Records from a dataset:
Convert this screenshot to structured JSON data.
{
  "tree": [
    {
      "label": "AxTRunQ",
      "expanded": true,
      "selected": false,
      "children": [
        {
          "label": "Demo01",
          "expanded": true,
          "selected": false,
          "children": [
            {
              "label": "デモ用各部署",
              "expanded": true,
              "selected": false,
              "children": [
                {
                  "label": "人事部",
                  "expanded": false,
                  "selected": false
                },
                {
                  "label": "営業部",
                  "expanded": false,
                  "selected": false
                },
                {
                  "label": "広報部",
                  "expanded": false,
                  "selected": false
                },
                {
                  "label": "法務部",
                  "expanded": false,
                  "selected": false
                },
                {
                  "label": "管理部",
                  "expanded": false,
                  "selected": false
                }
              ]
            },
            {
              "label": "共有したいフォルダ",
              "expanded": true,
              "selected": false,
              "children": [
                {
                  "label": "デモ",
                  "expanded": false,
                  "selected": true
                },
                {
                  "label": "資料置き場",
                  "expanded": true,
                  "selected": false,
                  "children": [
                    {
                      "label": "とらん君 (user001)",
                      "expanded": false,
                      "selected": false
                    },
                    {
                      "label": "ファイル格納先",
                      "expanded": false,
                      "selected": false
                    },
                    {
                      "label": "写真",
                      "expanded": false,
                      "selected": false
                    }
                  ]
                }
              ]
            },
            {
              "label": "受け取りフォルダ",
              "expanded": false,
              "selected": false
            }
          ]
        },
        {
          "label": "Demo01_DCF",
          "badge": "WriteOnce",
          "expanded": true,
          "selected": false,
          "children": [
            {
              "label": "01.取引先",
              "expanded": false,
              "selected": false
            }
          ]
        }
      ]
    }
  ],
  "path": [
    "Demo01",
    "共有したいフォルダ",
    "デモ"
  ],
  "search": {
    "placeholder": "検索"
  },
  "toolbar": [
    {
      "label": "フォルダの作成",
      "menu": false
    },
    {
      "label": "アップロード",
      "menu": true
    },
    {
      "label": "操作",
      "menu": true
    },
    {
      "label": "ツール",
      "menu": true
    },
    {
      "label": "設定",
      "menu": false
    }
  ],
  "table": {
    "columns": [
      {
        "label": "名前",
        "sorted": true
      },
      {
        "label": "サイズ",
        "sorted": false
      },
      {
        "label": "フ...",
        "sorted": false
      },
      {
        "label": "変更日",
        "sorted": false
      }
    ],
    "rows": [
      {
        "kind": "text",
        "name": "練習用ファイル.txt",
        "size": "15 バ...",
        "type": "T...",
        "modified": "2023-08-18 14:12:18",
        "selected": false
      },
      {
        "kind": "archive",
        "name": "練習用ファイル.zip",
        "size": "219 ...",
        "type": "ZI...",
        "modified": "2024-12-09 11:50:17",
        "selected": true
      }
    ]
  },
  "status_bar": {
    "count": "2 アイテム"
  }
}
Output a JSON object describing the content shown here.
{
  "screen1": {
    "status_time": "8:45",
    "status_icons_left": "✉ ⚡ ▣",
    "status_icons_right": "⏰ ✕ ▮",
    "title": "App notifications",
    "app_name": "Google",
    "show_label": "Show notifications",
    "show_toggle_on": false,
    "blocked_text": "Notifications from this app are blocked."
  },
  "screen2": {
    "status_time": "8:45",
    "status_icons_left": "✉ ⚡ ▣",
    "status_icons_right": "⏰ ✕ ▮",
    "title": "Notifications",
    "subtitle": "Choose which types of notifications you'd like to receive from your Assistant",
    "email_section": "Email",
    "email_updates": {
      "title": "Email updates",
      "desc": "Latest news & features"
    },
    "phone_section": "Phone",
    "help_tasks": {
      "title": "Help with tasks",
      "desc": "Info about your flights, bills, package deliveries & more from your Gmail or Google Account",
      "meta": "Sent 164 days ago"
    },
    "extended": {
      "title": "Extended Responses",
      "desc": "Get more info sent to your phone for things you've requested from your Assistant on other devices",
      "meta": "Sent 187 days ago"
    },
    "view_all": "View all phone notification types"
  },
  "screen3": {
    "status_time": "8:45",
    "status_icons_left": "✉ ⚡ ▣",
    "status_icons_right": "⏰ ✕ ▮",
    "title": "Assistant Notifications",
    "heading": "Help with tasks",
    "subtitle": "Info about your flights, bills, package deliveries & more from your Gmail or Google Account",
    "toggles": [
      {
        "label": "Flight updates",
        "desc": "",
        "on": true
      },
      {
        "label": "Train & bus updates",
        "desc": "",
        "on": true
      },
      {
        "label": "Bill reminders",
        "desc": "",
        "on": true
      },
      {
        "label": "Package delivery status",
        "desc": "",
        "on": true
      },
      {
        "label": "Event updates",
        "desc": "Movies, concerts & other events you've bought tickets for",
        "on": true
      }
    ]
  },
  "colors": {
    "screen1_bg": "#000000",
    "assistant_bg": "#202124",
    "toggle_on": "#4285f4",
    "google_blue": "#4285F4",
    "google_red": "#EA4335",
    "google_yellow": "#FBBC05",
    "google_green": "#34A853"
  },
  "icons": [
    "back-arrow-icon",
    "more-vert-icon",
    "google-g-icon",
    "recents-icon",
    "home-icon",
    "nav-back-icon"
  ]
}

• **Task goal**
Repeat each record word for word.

• **Output for this task**
Convert this screenshot to structured JSON data.
{
  "tree": [
    {
      "label": "AxTRunQ",
      "expanded": true,
      "selected": false,
      "children": [
        {
          "label": "Demo01",
          "expanded": true,
          "selected": false,
          "children": [
            {
              "label": "デモ用各部署",
              "expanded": true,
              "selected": false,
              "children": [
                {
                  "label": "人事部",
                  "expanded": false,
                  "selected": false
                },
                {
                  "label": "営業部",
                  "expanded": false,
                  "selected": false
                },
                {
                  "label": "広報部",
                  "expanded": false,
                  "selected": false
                },
                {
                  "label": "法務部",
                  "expanded": false,
                  "selected": false
                },
                {
                  "label": "管理部",
                  "expanded": false,
                  "selected": false
                }
              ]
            },
            {
              "label": "共有したいフォルダ",
              "expanded": true,
              "selected": false,
              "children": [
                {
                  "label": "デモ",
                  "expanded": false,
                  "selected": true
                },
                {
                  "label": "資料置き場",
                  "expanded": true,
                  "selected": false,
                  "children": [
                    {
                      "label": "とらん君 (user001)",
                      "expanded": false,
                      "selected": false
                    },
                    {
                      "label": "ファイル格納先",
                      "expanded": false,
                      "selected": false
                    },
                    {
                      "label": "写真",
                      "expanded": false,
                      "selected": false
                    }
                  ]
                }
              ]
            },
            {
              "label": "受け取りフォルダ",
              "expanded": false,
              "selected": false
            }
          ]
        },
        {
          "label": "Demo01_DCF",
          "badge": "WriteOnce",
          "expanded": true,
          "selected": false,
          "children": [
            {
              "label": "01.取引先",
              "expanded": false,
              "selected": false
            }
          ]
        }
      ]
    }
  ],
  "path": [
    "Demo01",
    "共有したいフォルダ",
    "デモ"
  ],
  "search": {
    "placeholder": "検索"
  },
  "toolbar": [
    {
      "label": "フォルダの作成",
      "menu": false
    },
    {
      "label": "アップロード",
      "menu": true
    },
    {
      "label": "操作",
      "menu": true
    },
    {
      "label": "ツール",
      "menu": true
    },
    {
      "label": "設定",
      "menu": false
    }
  ],
  "table": {
    "columns": [
      {
        "label": "名前",
        "sorted": true
      },
      {
        "label": "サイズ",
        "sorted": false
      },
      {
        "label": "フ...",
        "sorted": false
      },
      {
        "label": "変更日",
        "sorted": false
      }
    ],
    "rows": [
      {
        "kind": "text",
        "name": "練習用ファイル.txt",
        "size": "15 バ...",
        "type": "T...",
        "modified": "2023-08-18 14:12:18",
        "selected": false
      },
      {
        "kind": "archive",
        "name": "練習用ファイル.zip",
        "size": "219 ...",
        "type": "ZI...",
        "modified": "2024-12-09 11:50:17",
        "selected": true
      }
    ]
  },
  "status_bar": {
    "count": "2 アイテム"
  }
}
Output a JSON object describing the content shown here.
{
  "screen1": {
    "status_time": "8:45",
    "status_icons_left": "✉ ⚡ ▣",
    "status_icons_right": "⏰ ✕ ▮",
    "title": "App notifications",
    "app_name": "Google",
    "show_label": "Show notifications",
    "show_toggle_on": false,
    "blocked_text": "Notifications from this app are blocked."
  },
  "screen2": {
    "status_time": "8:45",
    "status_icons_left": "✉ ⚡ ▣",
    "status_icons_right": "⏰ ✕ ▮",
    "title": "Notifications",
    "subtitle": "Choose which types of notifications you'd like to receive from your Assistant",
    "email_section": "Email",
    "email_updates": {
      "title": "Email updates",
      "desc": "Latest news & features"
    },
    "phone_section": "Phone",
    "help_tasks": {
      "title": "Help with tasks",
      "desc": "Info about your flights, bills, package deliveries & more from your Gmail or Google Account",
      "meta": "Sent 164 days ago"
    },
    "extended": {
      "title": "Extended Responses",
      "desc": "Get more info sent to your phone for things you've requested from your Assistant on other devices",
      "meta": "Sent 187 days ago"
    },
    "view_all": "View all phone notification types"
  },
  "screen3": {
    "status_time": "8:45",
    "status_icons_left": "✉ ⚡ ▣",
    "status_icons_right": "⏰ ✕ ▮",
    "title": "Assistant Notifications",
    "heading": "Help with tasks",
    "subtitle": "Info about your flights, bills, package deliveries & more from your Gmail or Google Account",
    "toggles": [
      {
        "label": "Flight updates",
        "desc": "",
        "on": true
      },
      {
        "label": "Train & bus updates",
        "desc": "",
        "on": true
      },
      {
        "label": "Bill reminders",
        "desc": "",
        "on": true
      },
      {
        "label": "Package delivery status",
        "desc": "",
        "on": true
      },
      {
        "label": "Event updates",
        "desc": "Movies, concerts & other events you've bought tickets for",
        "on": true
      }
    ]
  },
  "colors": {
    "screen1_bg": "#000000",
    "assistant_bg": "#202124",
    "toggle_on": "#4285f4",
    "google_blue": "#4285F4",
    "google_red": "#EA4335",
    "google_yellow": "#FBBC05",
    "google_green": "#34A853"
  },
  "icons": [
    "back-arrow-icon",
    "more-vert-icon",
    "google-g-icon",
    "recents-icon",
    "home-icon",
    "nav-back-icon"
  ]
}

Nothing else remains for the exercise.